How to write a CV
Employers have countless job application forms to sift through - to show you're perfect for the role and get an interview, you'll need to demonstrate personality and confidence.
Before you start
When you find a job you'd like to apply for, don't start filling in the application form straight away. Take some time to prepare, as this will make the task much easier.
Gather together all the information that you'll need, including details of your academic achievements, employment history and contact information for your referees.
You'll make a great first impression if you do your research - find out the aims of the company you're applying for, the sector they operate in and who their main competitors are. Browsing their social media channels is a good place to start.
Study the job description so that you can refer back to the specific skills and qualities that the employer is looking for as you complete the form.
Finally, read the instructions carefully to ensure that you complete the correct sections of the form and know when the deadline is.
What to include on an application form
The application form should make the employer want to meet you to find out more and demonstrate your skills. Typical sections of an application form include:
Personal information - give basic details, such as name and email address.
Educational background - provide information on your academic achievements, including the institutions you've attended, courses taken and qualifications gained.
Work experience - list your employment history and describe your main duties and responsibilities in each role, emphasising those most closely related to the job you're applying for.

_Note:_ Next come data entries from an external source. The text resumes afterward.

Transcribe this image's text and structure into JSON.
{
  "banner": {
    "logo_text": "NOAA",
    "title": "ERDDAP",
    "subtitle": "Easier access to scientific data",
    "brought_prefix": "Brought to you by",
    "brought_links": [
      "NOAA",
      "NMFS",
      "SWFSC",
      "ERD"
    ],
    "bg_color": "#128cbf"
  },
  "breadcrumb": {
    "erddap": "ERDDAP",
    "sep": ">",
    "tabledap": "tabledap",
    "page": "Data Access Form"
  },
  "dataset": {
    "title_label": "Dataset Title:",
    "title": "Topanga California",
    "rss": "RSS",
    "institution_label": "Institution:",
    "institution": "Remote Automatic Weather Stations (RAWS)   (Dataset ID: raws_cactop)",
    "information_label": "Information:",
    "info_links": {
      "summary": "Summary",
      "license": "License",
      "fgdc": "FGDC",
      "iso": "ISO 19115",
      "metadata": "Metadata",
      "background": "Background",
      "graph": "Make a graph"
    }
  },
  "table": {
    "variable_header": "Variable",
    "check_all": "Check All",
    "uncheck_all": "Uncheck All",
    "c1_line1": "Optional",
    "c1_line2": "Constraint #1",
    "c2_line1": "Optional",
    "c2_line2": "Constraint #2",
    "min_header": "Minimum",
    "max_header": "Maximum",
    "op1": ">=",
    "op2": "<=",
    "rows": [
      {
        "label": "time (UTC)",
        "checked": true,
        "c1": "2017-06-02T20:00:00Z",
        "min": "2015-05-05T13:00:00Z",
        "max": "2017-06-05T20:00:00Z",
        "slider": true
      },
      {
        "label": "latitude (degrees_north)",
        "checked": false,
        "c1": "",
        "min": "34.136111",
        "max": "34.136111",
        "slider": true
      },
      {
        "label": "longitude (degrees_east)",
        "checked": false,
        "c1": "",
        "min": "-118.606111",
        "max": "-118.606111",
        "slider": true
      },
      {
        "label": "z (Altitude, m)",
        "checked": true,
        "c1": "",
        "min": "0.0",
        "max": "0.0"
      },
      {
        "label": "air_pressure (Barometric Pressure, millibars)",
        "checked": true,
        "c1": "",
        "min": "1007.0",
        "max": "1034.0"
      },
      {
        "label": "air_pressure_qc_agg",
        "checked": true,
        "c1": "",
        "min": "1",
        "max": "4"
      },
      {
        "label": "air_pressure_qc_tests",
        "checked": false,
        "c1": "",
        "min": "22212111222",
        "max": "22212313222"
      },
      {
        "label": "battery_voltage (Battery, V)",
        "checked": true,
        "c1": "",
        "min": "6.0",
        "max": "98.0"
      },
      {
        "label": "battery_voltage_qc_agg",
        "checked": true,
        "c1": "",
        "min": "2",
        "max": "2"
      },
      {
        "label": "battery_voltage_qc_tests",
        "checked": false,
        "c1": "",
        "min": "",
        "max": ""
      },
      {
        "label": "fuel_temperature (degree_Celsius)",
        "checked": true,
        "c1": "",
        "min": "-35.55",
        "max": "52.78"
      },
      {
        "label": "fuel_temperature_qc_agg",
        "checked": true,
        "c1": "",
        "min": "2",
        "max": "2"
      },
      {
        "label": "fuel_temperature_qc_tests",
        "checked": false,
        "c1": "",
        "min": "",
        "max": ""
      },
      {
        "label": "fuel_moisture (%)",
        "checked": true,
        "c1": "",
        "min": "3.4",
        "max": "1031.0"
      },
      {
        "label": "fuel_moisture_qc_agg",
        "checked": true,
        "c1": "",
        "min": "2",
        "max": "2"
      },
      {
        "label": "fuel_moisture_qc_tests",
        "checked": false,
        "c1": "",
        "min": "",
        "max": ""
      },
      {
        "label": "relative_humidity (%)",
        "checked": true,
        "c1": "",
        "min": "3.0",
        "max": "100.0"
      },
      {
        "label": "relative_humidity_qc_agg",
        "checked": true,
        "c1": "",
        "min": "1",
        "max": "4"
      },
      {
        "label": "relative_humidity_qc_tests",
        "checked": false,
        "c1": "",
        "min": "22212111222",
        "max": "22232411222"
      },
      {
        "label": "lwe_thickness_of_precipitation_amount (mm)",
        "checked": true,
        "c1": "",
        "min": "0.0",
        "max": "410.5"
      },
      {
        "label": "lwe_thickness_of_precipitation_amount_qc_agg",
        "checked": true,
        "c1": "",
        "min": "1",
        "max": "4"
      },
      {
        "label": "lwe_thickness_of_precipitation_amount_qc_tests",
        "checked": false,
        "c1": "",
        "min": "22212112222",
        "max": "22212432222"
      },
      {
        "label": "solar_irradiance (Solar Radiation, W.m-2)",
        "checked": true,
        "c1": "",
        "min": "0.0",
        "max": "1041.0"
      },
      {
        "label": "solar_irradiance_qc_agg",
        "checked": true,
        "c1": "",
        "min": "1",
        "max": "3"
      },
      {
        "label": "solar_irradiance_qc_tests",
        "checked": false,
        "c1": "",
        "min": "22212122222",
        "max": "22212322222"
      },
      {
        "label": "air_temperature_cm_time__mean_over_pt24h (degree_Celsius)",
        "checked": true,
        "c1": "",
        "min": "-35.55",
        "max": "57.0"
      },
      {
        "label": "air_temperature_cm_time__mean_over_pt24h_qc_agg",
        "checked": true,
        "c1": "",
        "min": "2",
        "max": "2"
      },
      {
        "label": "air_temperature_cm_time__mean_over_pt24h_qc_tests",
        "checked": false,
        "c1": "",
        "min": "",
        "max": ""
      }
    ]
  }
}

Competency-based questions - give specific examples of times when you've demonstrated the skills required for the role. Avoid being vague, and don't waste space writing about skills you have that aren't relevant.
Personal statement - write a well-structured, well-argued case that you are the right person for the job, again referring to the person specification set out in the advert.
Refining your writing style will improve the quality of your application. Employers are looking for confident applicants who can convince them of their capabilities - demonstrate your suitability by giving short, to the point and positive answers.
You should also:
use power verbs such as transformed, delivered, achieved and inspired. Choose descriptive words like effective, consistent, determined and adaptable.
Focus on answering the questions and avoid waffling or being too vague. Select appropriate examples of your achievements from past experience. Demonstrate enthusiasm for the role. Ensure your spelling and grammar is correct.
Ask somebody else, such as a careers adviser, parent or friend, to read through your application form. A second pair of eyes will help pick out errors that you may not have spotted.
Don't be afraid to sell yourself. Demonstrate your passion for the company or job and any past achievements you can relate to the role. When writing your answers, always consider what skills employers want and how you can show that you have them.
Most application forms will also require you to provide details of at least two people who can provide references. You may sometimes be asked to attach a CV and covering letter as well.
Never lie on your job application form. Not only is this dishonest, but there can be more serious consequences - for example, altering your classification from a 2:2 to a 2:1 is considered degree fraud and could result in a prison sentence.